All dogs need a bit of exercise to stay both physically and psychologically healthy, but the amount of exercise your dog needs depends heavily on the breed. Whether Eddie is a German shepherd or an English bulldog makes a huge difference in how often and how hard he should be "working out." Just like a human, dogs feel great after a good workout-it helps them feel happier and sleep better, which a sedentary lifestyle won't do. Additionally, it keeps bones, joints and muscles healthy, which will help Eddie when he gets older and isn't as sprightly. Every dog should get enough exercise so that he stays healthy and feels happy. Lying around all day for days on end doesn't make anyone feel good.
When you get a dog, you need to be realistic about how much exercise that particular breed needs. If Eddie is a greyhound for instance, that means he is built to run, have lean muscles and a huge amount of endurance. He'll enjoy going for runs with you and might seem a bit antsy if he doesn't get the exercise he needs. But even for greyhounds, the amount of exercise needed isn't extreme. A walk or two every day along with a bit of higher intensity exercise twice a week-playing long-distance fetch in a big open field will probably make him feel great. Having a fenced yard where he's free to walk around and stretch his legs is also a good idea. He doesn't need to run marathons every day, and in fact he shouldn't. Too much exercise can damage his bones and joints, leading to injury.

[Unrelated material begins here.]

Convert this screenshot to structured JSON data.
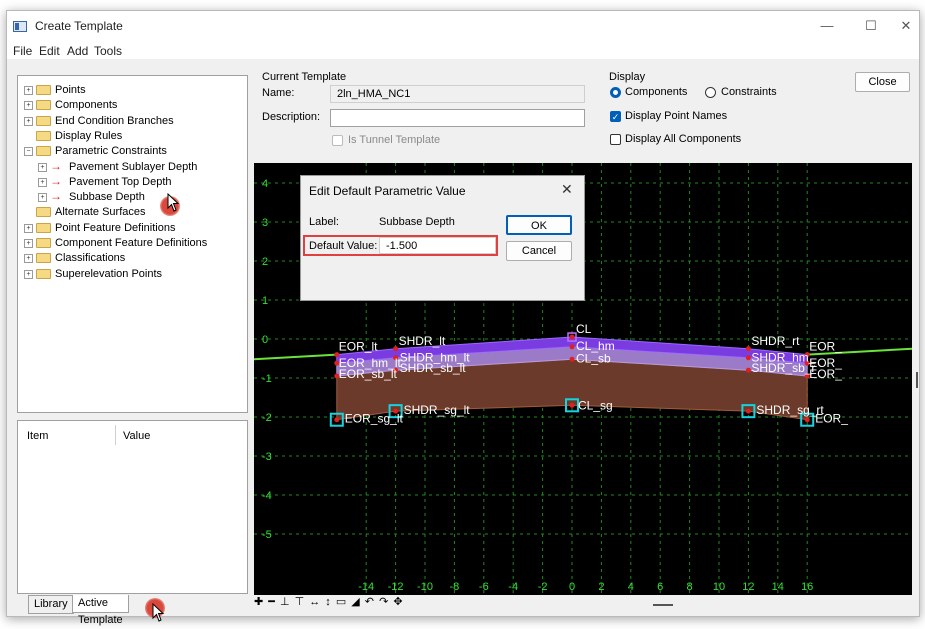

However, if Eddie is a pug, long-distance fetch isn't going to be his cup of tea. Dogs like pugs and bulldogs who have flat, squished faces are the breeds that need the least amount of exercise. This comes down to the fact that since dogs don't sweat, they rely on their noses to expel heat. Dogs with small, squished noses can't breathe as easily, and are prone to overheating if exercised too hard, or are in heat for too long. They also have small stout legs that aren't built for hard running. Pugs don't need to run. All they need to stay fit and healthy is a daily walk. They often spend up to 14 hours a day sleeping, and that's okay. For greyhounds though, that's not a good sign.
Tailoring an Exercise Program That's Perfect for Your Dog
In order to find out how much exercise your dogs needs, talk to your veterinarian. They have a lot of experience with different kinds of dogs and the expert knowledge you're looking for. Some breeds are more prone to things like hip problems, so the type of exercise you engage in with Eddie is also important. It's usually not recommended for most breeds to play the type of Frisbee fetch that causes dogs to jump high in the air and land hard on the ground, as this hurts their hips and can cause long-term damage that just gets harder to deal with as Eddie gets older. Find out what kind of problems he's susceptible to from your vet.
When it comes down to it, getting Eddie the right amount of exercise isn't as difficult as it's sometimes made out to be by others. You don't need to take him to the gym and have him run on a treadmill for 40 minutes five times a week! Thank goodness for that. Spending quality time with Eddie on his daily walks and during playtime is fun for you and him, and that will get him the exercise he needs. Rather than think of it as exercise, think of it as having fun, whether it's hiking, walking, playing fetch or whatever. If he lies down and decides he's had enough, that's a good indication that he's had enough for the day.